Within the data that follows, tally every line containing "What". Provide only the tally.

Stored items:
::::::::::
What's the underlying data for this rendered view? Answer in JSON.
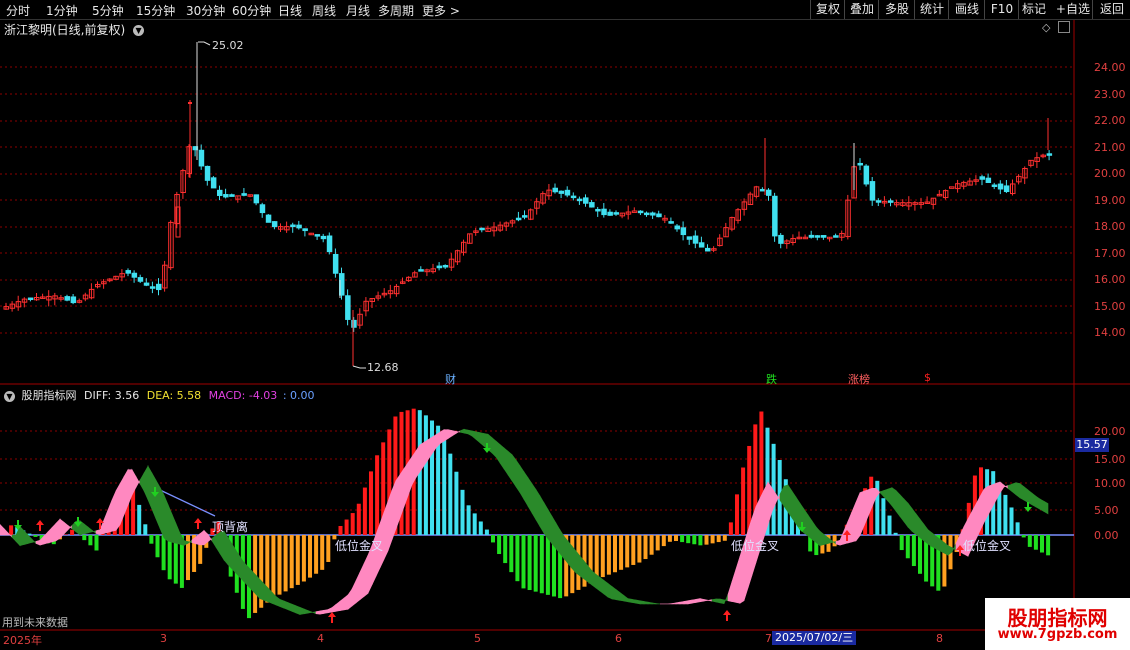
{
  "toolbar": {
    "left_items": [
      "分时",
      "1分钟",
      "5分钟",
      "15分钟",
      "30分钟",
      "60分钟",
      "日线",
      "周线",
      "月线",
      "多周期",
      "更多 >"
    ],
    "active": "日线",
    "right_items": [
      "复权",
      "叠加",
      "多股",
      "统计",
      "画线",
      "F10",
      "+自选",
      "返回"
    ]
  },
  "main_chart": {
    "title": "浙江黎明(日线,前复权)",
    "high_label": "25.02",
    "low_label": "12.68",
    "y_axis": [
      "24.00",
      "23.00",
      "22.00",
      "21.00",
      "20.00",
      "19.00",
      "18.00",
      "17.00",
      "16.00",
      "15.00",
      "14.00"
    ],
    "events": [
      {
        "label": "财",
        "color": "#6ab0ff"
      },
      {
        "label": "跌",
        "color": "#20e020"
      },
      {
        "label": "涨榜",
        "color": "#ff6060"
      },
      {
        "label": "$",
        "color": "#ff2020"
      }
    ]
  },
  "indicator": {
    "name": "股朋指标网",
    "diff_label": "DIFF: 3.56",
    "dea_label": "DEA: 5.58",
    "macd_label": "MACD: -4.03",
    "extra_label": ": 0.00",
    "current_value": "15.57",
    "y_axis": [
      "20.00",
      "15.00",
      "10.00",
      "5.00",
      "0.00"
    ],
    "annotations": [
      "顶背离",
      "低位金叉",
      "低位金叉",
      "低位金叉"
    ],
    "footer_note": "用到未来数据"
  },
  "x_axis": {
    "labels": [
      "2025年",
      "3",
      "4",
      "5",
      "6",
      "7",
      "8"
    ],
    "cursor_date": "2025/07/02/三"
  },
  "watermark": {
    "title": "股朋指标网",
    "url": "www.7gpzb.com"
  },
  "colors": {
    "up": "#ff3030",
    "down": "#40e0f0",
    "macd_pos_up": "#ff1a1a",
    "macd_pos_down": "#40e0f0",
    "macd_neg_down": "#20e020",
    "macd_neg_up": "#ffa020",
    "band_up": "#ff88c0",
    "band_down": "#2a8a2a",
    "grid": "#8b0000"
  }
}
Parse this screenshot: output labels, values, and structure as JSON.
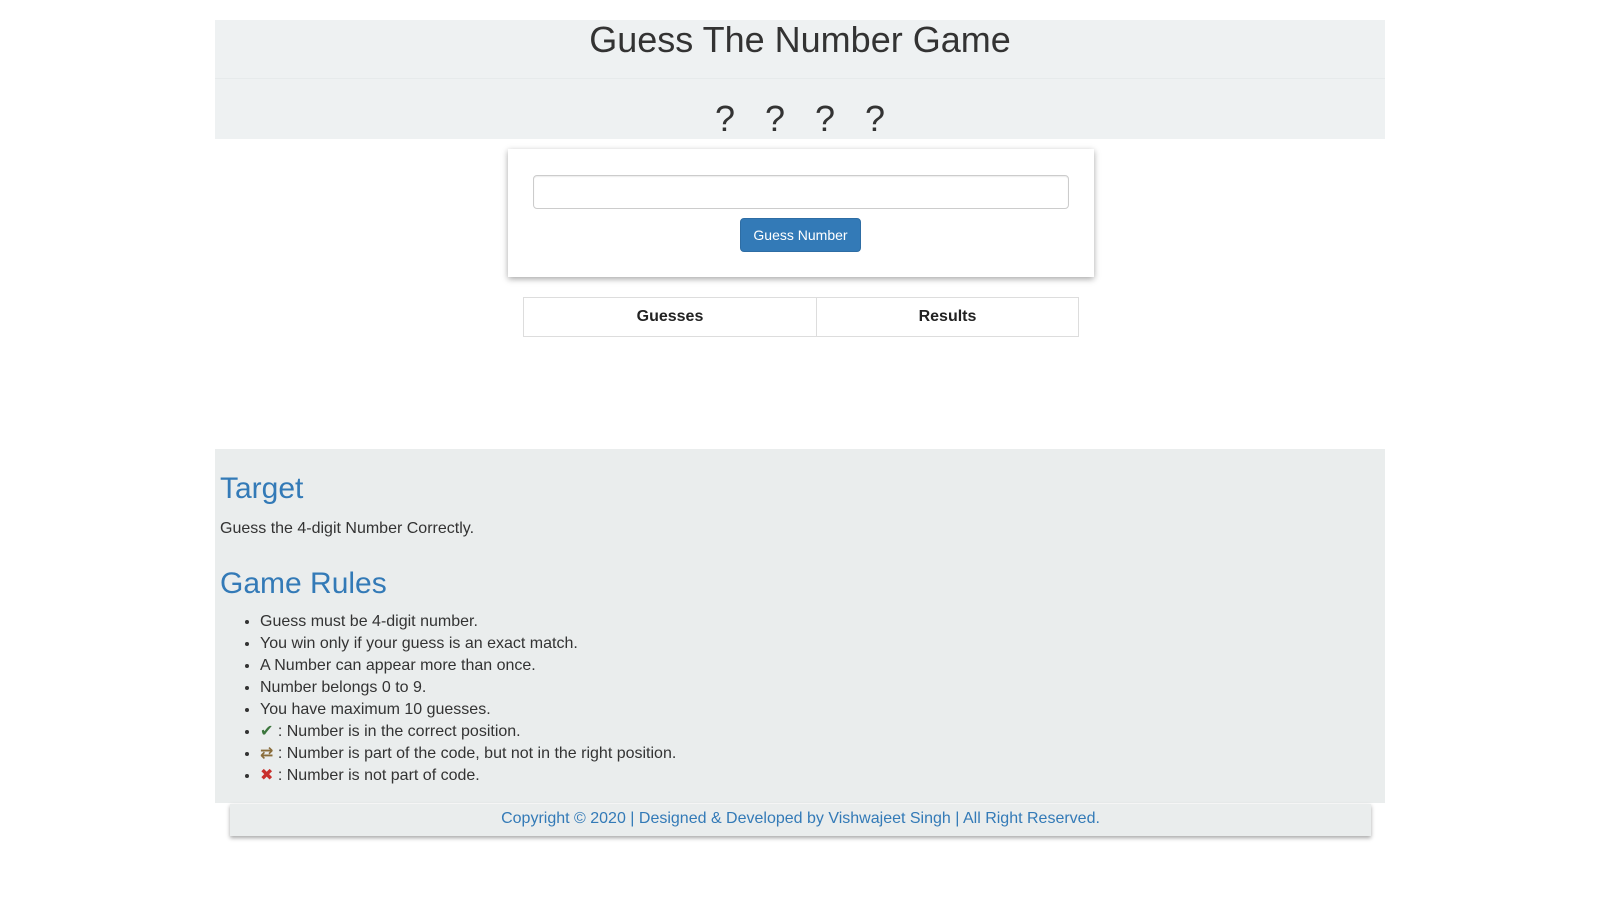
{
  "header": {
    "title": "Guess The Number Game",
    "hidden_number": "? ? ? ?"
  },
  "guess_form": {
    "input_value": "",
    "input_placeholder": "",
    "button_label": "Guess Number"
  },
  "results_table": {
    "columns": [
      "Guesses",
      "Results"
    ]
  },
  "info": {
    "target_heading": "Target",
    "target_text": "Guess the 4-digit Number Correctly.",
    "rules_heading": "Game Rules",
    "rules": [
      "Guess must be 4-digit number.",
      "You win only if your guess is an exact match.",
      "A Number can appear more than once.",
      "Number belongs 0 to 9.",
      "You have maximum 10 guesses."
    ],
    "legend": [
      {
        "icon": "check-icon",
        "symbol": "✔",
        "text": " : Number is in the correct position."
      },
      {
        "icon": "swap-icon",
        "symbol": "⇄",
        "text": " : Number is part of the code, but not in the right position."
      },
      {
        "icon": "cross-icon",
        "symbol": "✖",
        "text": " : Number is not part of code."
      }
    ]
  },
  "footer": {
    "text": "Copyright © 2020 | Designed & Developed by Vishwajeet Singh | All Right Reserved."
  },
  "colors": {
    "accent": "#337ab7",
    "check": "#3c763d",
    "swap": "#8a6d3b",
    "cross": "#c9302c"
  }
}
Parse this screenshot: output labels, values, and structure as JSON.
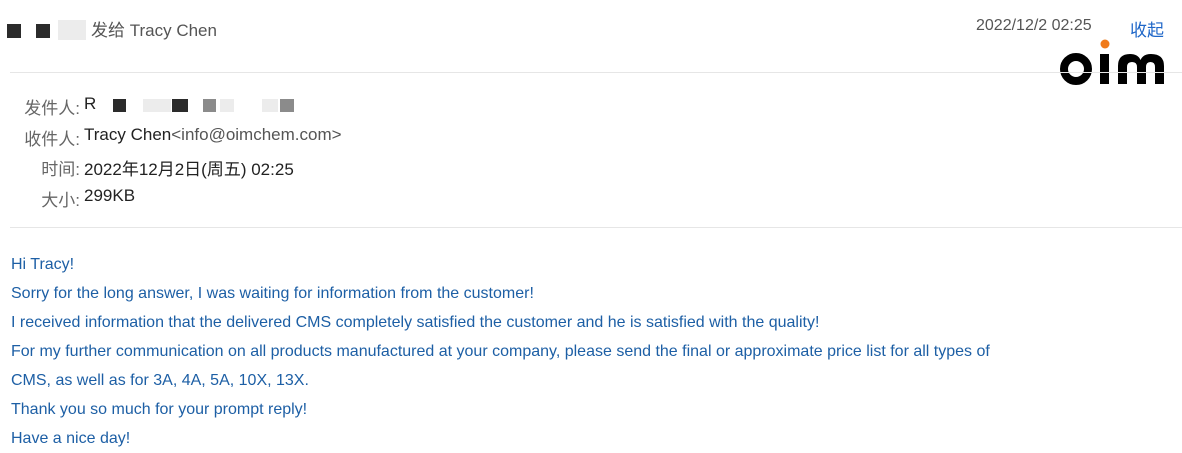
{
  "header": {
    "sent_to": "发给 Tracy Chen",
    "date": "2022/12/2  02:25",
    "collapse_label": "收起"
  },
  "logo": {
    "text": "oim",
    "dot_color": "#f07a1a"
  },
  "meta": {
    "from_label": "发件人:",
    "from_value": "R",
    "to_label": "收件人:",
    "to_name": "Tracy Chen",
    "to_email": "<info@oimchem.com>",
    "time_label": "时间:",
    "time_value": "2022年12月2日(周五) 02:25",
    "size_label": "大小:",
    "size_value": "299KB"
  },
  "body": {
    "lines": [
      "Hi Tracy!",
      "Sorry for the long answer, I was waiting for information from the customer!",
      "I received information that the delivered CMS completely satisfied the customer and he is satisfied with the quality!",
      "For my further communication on all products manufactured at your company, please send the final or approximate price list for all types of",
      "CMS, as well as for 3A, 4A, 5A, 10X, 13X.",
      "Thank you so much for your prompt reply!",
      "Have a nice day!"
    ]
  },
  "colors": {
    "body_text": "#1d5fa5",
    "link": "#1e66c8",
    "divider": "#e6e6e6"
  }
}
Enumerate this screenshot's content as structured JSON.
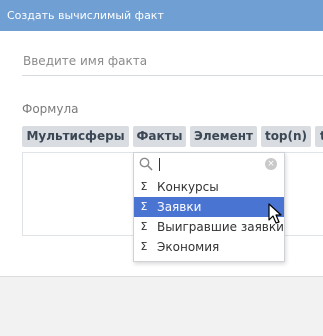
{
  "dialog": {
    "title": "Создать вычислимый факт",
    "name_input": {
      "placeholder": "Введите имя факта",
      "value": ""
    },
    "formula_label": "Формула",
    "chips": [
      "Мультисферы",
      "Факты",
      "Элемент",
      "top(n)",
      "t"
    ],
    "formula_value": ""
  },
  "dropdown": {
    "search_value": "",
    "items": [
      {
        "icon": "sigma-icon",
        "symbol": "Σ",
        "label": "Конкурсы",
        "selected": false
      },
      {
        "icon": "sigma-icon",
        "symbol": "Σ",
        "label": "Заявки",
        "selected": true
      },
      {
        "icon": "sigma-icon",
        "symbol": "Σ",
        "label": "Выигравшие заявки",
        "selected": false
      },
      {
        "icon": "sigma-icon",
        "symbol": "Σ",
        "label": "Экономия",
        "selected": false
      }
    ],
    "clear_symbol": "×"
  },
  "colors": {
    "titlebar": "#6f9fd3",
    "chip_bg": "#d9dde2",
    "selected_item": "#4a74d1"
  }
}
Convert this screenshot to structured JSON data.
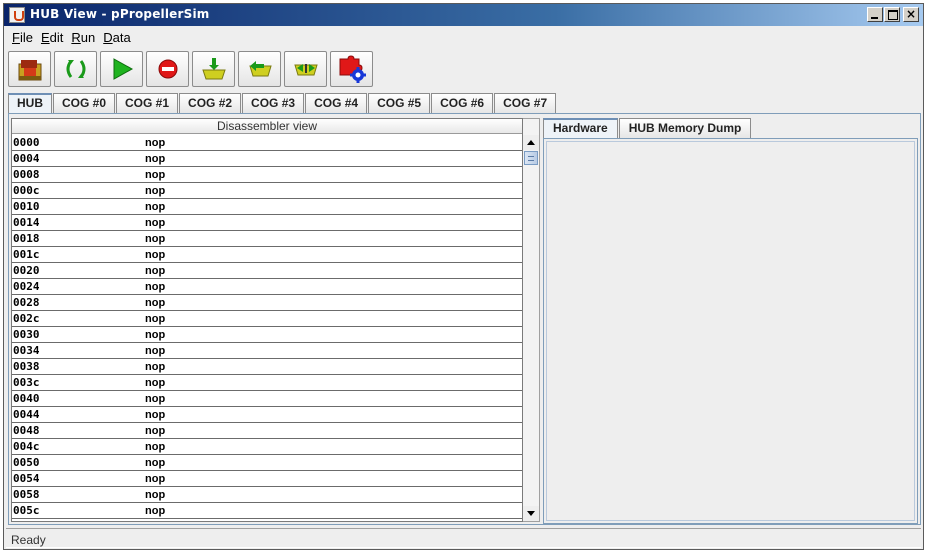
{
  "window": {
    "title": "HUB View - pPropellerSim"
  },
  "menu": [
    {
      "mnemonic": "F",
      "rest": "ile"
    },
    {
      "mnemonic": "E",
      "rest": "dit"
    },
    {
      "mnemonic": "R",
      "rest": "un"
    },
    {
      "mnemonic": "D",
      "rest": "ata"
    }
  ],
  "toolbar": {
    "icons": [
      "load-icon",
      "step-icon",
      "run-icon",
      "stop-icon",
      "download-icon",
      "step-back-icon",
      "transfer-icon",
      "settings-puzzle-icon"
    ]
  },
  "main_tabs": [
    "HUB",
    "COG #0",
    "COG #1",
    "COG #2",
    "COG #3",
    "COG #4",
    "COG #5",
    "COG #6",
    "COG #7"
  ],
  "disassembler": {
    "header": "Disassembler view",
    "rows": [
      {
        "addr": "0000",
        "op": "nop"
      },
      {
        "addr": "0004",
        "op": "nop"
      },
      {
        "addr": "0008",
        "op": "nop"
      },
      {
        "addr": "000c",
        "op": "nop"
      },
      {
        "addr": "0010",
        "op": "nop"
      },
      {
        "addr": "0014",
        "op": "nop"
      },
      {
        "addr": "0018",
        "op": "nop"
      },
      {
        "addr": "001c",
        "op": "nop"
      },
      {
        "addr": "0020",
        "op": "nop"
      },
      {
        "addr": "0024",
        "op": "nop"
      },
      {
        "addr": "0028",
        "op": "nop"
      },
      {
        "addr": "002c",
        "op": "nop"
      },
      {
        "addr": "0030",
        "op": "nop"
      },
      {
        "addr": "0034",
        "op": "nop"
      },
      {
        "addr": "0038",
        "op": "nop"
      },
      {
        "addr": "003c",
        "op": "nop"
      },
      {
        "addr": "0040",
        "op": "nop"
      },
      {
        "addr": "0044",
        "op": "nop"
      },
      {
        "addr": "0048",
        "op": "nop"
      },
      {
        "addr": "004c",
        "op": "nop"
      },
      {
        "addr": "0050",
        "op": "nop"
      },
      {
        "addr": "0054",
        "op": "nop"
      },
      {
        "addr": "0058",
        "op": "nop"
      },
      {
        "addr": "005c",
        "op": "nop"
      }
    ]
  },
  "sub_tabs": [
    "Hardware",
    "HUB Memory Dump"
  ],
  "status": {
    "text": "Ready"
  }
}
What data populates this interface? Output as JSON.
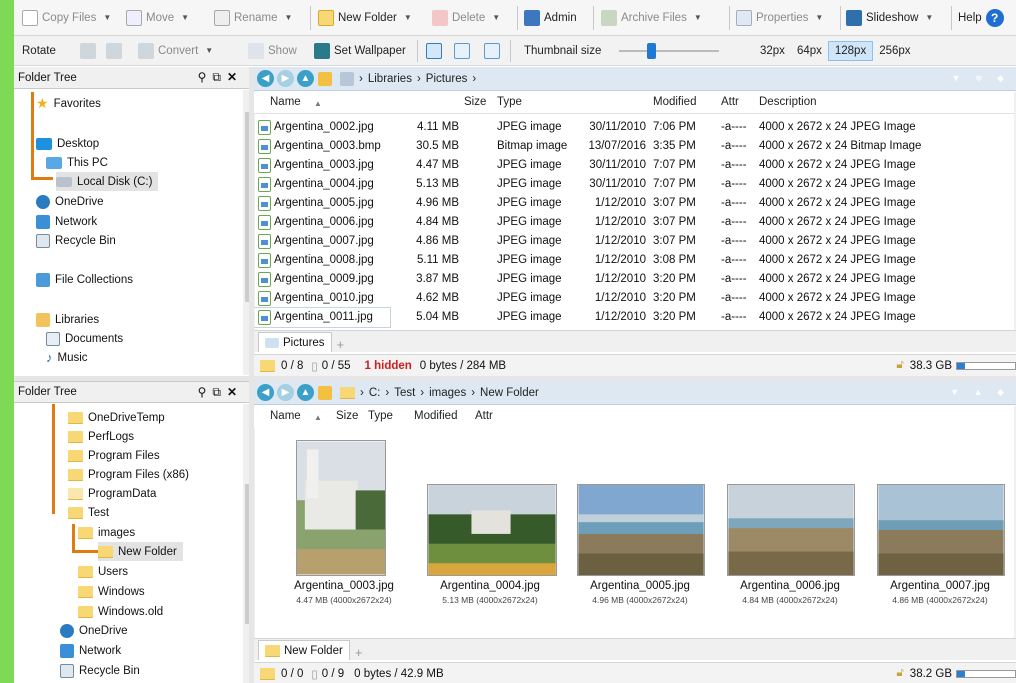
{
  "toolbar1": {
    "copy": "Copy Files",
    "move": "Move",
    "rename": "Rename",
    "newfolder": "New Folder",
    "delete": "Delete",
    "admin": "Admin",
    "archive": "Archive Files",
    "properties": "Properties",
    "slideshow": "Slideshow",
    "help": "Help"
  },
  "toolbar2": {
    "rotate": "Rotate",
    "convert": "Convert",
    "show": "Show",
    "wallpaper": "Set Wallpaper",
    "thumbsize": "Thumbnail size",
    "sizes": [
      "32px",
      "64px",
      "128px",
      "256px"
    ],
    "selected_size": "128px",
    "slider_pos": 0.28
  },
  "top": {
    "tree_title": "Folder Tree",
    "tree": [
      {
        "label": "Favorites",
        "icon": "star"
      },
      {
        "label": "Desktop",
        "icon": "desktop"
      },
      {
        "label": "This PC",
        "icon": "pc"
      },
      {
        "label": "Local Disk (C:)",
        "icon": "disk"
      },
      {
        "label": "OneDrive",
        "icon": "cloud"
      },
      {
        "label": "Network",
        "icon": "network"
      },
      {
        "label": "Recycle Bin",
        "icon": "bin"
      },
      {
        "label": "File Collections",
        "icon": "collections"
      },
      {
        "label": "Libraries",
        "icon": "libraries"
      },
      {
        "label": "Documents",
        "icon": "documents"
      },
      {
        "label": "Music",
        "icon": "music"
      }
    ],
    "crumbs": [
      "Libraries",
      "Pictures"
    ],
    "columns": [
      "Name",
      "Size",
      "Type",
      "Modified",
      "Attr",
      "Description"
    ],
    "rows": [
      {
        "name": "Argentina_0002.jpg",
        "size": "4.11 MB",
        "type": "JPEG image",
        "date": "30/11/2010",
        "time": "7:06 PM",
        "attr": "-a----",
        "desc": "4000 x 2672 x 24 JPEG Image"
      },
      {
        "name": "Argentina_0003.bmp",
        "size": "30.5 MB",
        "type": "Bitmap image",
        "date": "13/07/2016",
        "time": "3:35 PM",
        "attr": "-a----",
        "desc": "4000 x 2672 x 24 Bitmap Image"
      },
      {
        "name": "Argentina_0003.jpg",
        "size": "4.47 MB",
        "type": "JPEG image",
        "date": "30/11/2010",
        "time": "7:07 PM",
        "attr": "-a----",
        "desc": "4000 x 2672 x 24 JPEG Image"
      },
      {
        "name": "Argentina_0004.jpg",
        "size": "5.13 MB",
        "type": "JPEG image",
        "date": "30/11/2010",
        "time": "7:07 PM",
        "attr": "-a----",
        "desc": "4000 x 2672 x 24 JPEG Image"
      },
      {
        "name": "Argentina_0005.jpg",
        "size": "4.96 MB",
        "type": "JPEG image",
        "date": "1/12/2010",
        "time": "3:07 PM",
        "attr": "-a----",
        "desc": "4000 x 2672 x 24 JPEG Image"
      },
      {
        "name": "Argentina_0006.jpg",
        "size": "4.84 MB",
        "type": "JPEG image",
        "date": "1/12/2010",
        "time": "3:07 PM",
        "attr": "-a----",
        "desc": "4000 x 2672 x 24 JPEG Image"
      },
      {
        "name": "Argentina_0007.jpg",
        "size": "4.86 MB",
        "type": "JPEG image",
        "date": "1/12/2010",
        "time": "3:07 PM",
        "attr": "-a----",
        "desc": "4000 x 2672 x 24 JPEG Image"
      },
      {
        "name": "Argentina_0008.jpg",
        "size": "5.11 MB",
        "type": "JPEG image",
        "date": "1/12/2010",
        "time": "3:08 PM",
        "attr": "-a----",
        "desc": "4000 x 2672 x 24 JPEG Image"
      },
      {
        "name": "Argentina_0009.jpg",
        "size": "3.87 MB",
        "type": "JPEG image",
        "date": "1/12/2010",
        "time": "3:20 PM",
        "attr": "-a----",
        "desc": "4000 x 2672 x 24 JPEG Image"
      },
      {
        "name": "Argentina_0010.jpg",
        "size": "4.62 MB",
        "type": "JPEG image",
        "date": "1/12/2010",
        "time": "3:20 PM",
        "attr": "-a----",
        "desc": "4000 x 2672 x 24 JPEG Image"
      },
      {
        "name": "Argentina_0011.jpg",
        "size": "5.04 MB",
        "type": "JPEG image",
        "date": "1/12/2010",
        "time": "3:20 PM",
        "attr": "-a----",
        "desc": "4000 x 2672 x 24 JPEG Image"
      }
    ],
    "tab": "Pictures",
    "status": {
      "folders": "0 / 8",
      "files": "0 / 55",
      "hidden": "1 hidden",
      "bytes": "0 bytes / 284 MB",
      "free": "38.3 GB"
    }
  },
  "bottom": {
    "tree_title": "Folder Tree",
    "tree": [
      {
        "label": "OneDriveTemp"
      },
      {
        "label": "PerfLogs"
      },
      {
        "label": "Program Files"
      },
      {
        "label": "Program Files (x86)"
      },
      {
        "label": "ProgramData"
      },
      {
        "label": "Test"
      },
      {
        "label": "images"
      },
      {
        "label": "New Folder"
      },
      {
        "label": "Users"
      },
      {
        "label": "Windows"
      },
      {
        "label": "Windows.old"
      },
      {
        "label": "OneDrive"
      },
      {
        "label": "Network"
      },
      {
        "label": "Recycle Bin"
      }
    ],
    "crumbs": [
      "C:",
      "Test",
      "images",
      "New Folder"
    ],
    "columns": [
      "Name",
      "Size",
      "Type",
      "Modified",
      "Attr"
    ],
    "thumbs": [
      {
        "name": "Argentina_0003.jpg",
        "info": "4.47 MB (4000x2672x24)"
      },
      {
        "name": "Argentina_0004.jpg",
        "info": "5.13 MB (4000x2672x24)"
      },
      {
        "name": "Argentina_0005.jpg",
        "info": "4.96 MB (4000x2672x24)"
      },
      {
        "name": "Argentina_0006.jpg",
        "info": "4.84 MB (4000x2672x24)"
      },
      {
        "name": "Argentina_0007.jpg",
        "info": "4.86 MB (4000x2672x24)"
      }
    ],
    "tab": "New Folder",
    "status": {
      "folders": "0 / 0",
      "files": "0 / 9",
      "bytes": "0 bytes / 42.9 MB",
      "free": "38.2 GB"
    }
  }
}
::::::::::
- Written solution: 2